In some industries, it used to be said that hard skills were all that mattered. Software developers, for example, were previously portrayed as introverted nerds who needed to be good at programming but not much else. Fortunately, this stereotype has changed. Today, it is widely recognized that both hard and soft skills are important to success in a job. As it turns out, communication and problem-solving skills, time-, people- and project-management skills, and the ability to communicate are also critical for coders – and practically all other professions.
If anything, soft skills are currently enjoying quite a bit of newfound attention. This is much more than 15 minutes of fame. Robotics and the drive to automate as many processes as possible, the growth of machine learning and artificial intelligence, and even the pandemic-driven “great resignation” all point to one thing: to compete with automation, we humans need to be even better at doing what the robots cannot do. These “human skills” are in demand, and they look a lot like what many people call “soft skills”.
For one example, take a look at LinkedIn’s 2021 Workplace Learning Report. In it, authors list the 10 “power skills” that are currently most in demand across all industries:
1. Resilience and adaptability
2. Technology skills/digital fluency
3. Communication across remote or distributed teams
4. Emotional intelligence
5. Cross-functional collaboration
6. Leading through change
7. Change management
8. Dealing with stress/ being more mindful
9. Time management
For another example, examine the World Economic Forum’s 2020 Future of Jobs Report. Here, authors predict the 10 skills that will be most in demand in 2025:

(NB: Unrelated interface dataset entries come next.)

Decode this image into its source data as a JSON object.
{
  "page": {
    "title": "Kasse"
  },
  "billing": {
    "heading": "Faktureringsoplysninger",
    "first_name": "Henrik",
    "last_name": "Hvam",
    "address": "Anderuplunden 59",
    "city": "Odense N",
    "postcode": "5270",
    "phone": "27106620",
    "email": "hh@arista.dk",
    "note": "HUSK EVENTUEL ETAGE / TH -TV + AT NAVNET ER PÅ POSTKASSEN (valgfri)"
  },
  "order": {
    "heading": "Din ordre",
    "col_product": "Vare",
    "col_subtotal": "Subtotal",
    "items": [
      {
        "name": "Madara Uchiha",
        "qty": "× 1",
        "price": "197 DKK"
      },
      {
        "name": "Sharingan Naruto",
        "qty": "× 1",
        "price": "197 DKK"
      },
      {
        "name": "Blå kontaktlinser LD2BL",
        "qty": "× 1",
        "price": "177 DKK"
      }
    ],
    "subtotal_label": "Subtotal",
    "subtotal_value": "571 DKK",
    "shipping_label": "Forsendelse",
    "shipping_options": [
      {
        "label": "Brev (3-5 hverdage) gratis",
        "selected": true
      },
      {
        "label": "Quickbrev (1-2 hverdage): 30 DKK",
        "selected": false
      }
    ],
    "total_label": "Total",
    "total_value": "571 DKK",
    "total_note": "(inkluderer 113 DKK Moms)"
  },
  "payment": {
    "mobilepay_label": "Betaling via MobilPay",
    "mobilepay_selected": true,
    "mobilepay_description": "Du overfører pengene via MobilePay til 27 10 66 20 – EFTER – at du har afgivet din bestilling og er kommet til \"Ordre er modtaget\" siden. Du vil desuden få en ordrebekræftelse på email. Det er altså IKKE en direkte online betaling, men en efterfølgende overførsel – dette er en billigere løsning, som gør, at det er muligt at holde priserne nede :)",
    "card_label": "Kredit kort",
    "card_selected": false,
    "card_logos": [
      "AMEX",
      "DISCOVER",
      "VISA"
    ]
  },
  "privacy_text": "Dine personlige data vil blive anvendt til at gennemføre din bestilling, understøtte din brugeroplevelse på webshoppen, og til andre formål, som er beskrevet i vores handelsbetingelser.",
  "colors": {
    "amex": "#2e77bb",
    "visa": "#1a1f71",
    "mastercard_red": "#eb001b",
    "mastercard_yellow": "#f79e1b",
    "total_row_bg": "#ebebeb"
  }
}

Produced by two very different organizations for very different reasons, the two lists look strikingly similar. And with the exception of technology skills, both lists point to the growing consensus among employers, employees, and policy makers: soft skills are at the top of the learning and development agenda. As anyone who recruits executive protection agents knows, these in-demand soft skills are also highly relevant to our industry. These might not be the criteria that get real people hired as EP agents every day, but they sure do play an outsized role in who gets fired. Maybe we should start paying more attention to them? We will in upcoming blogs.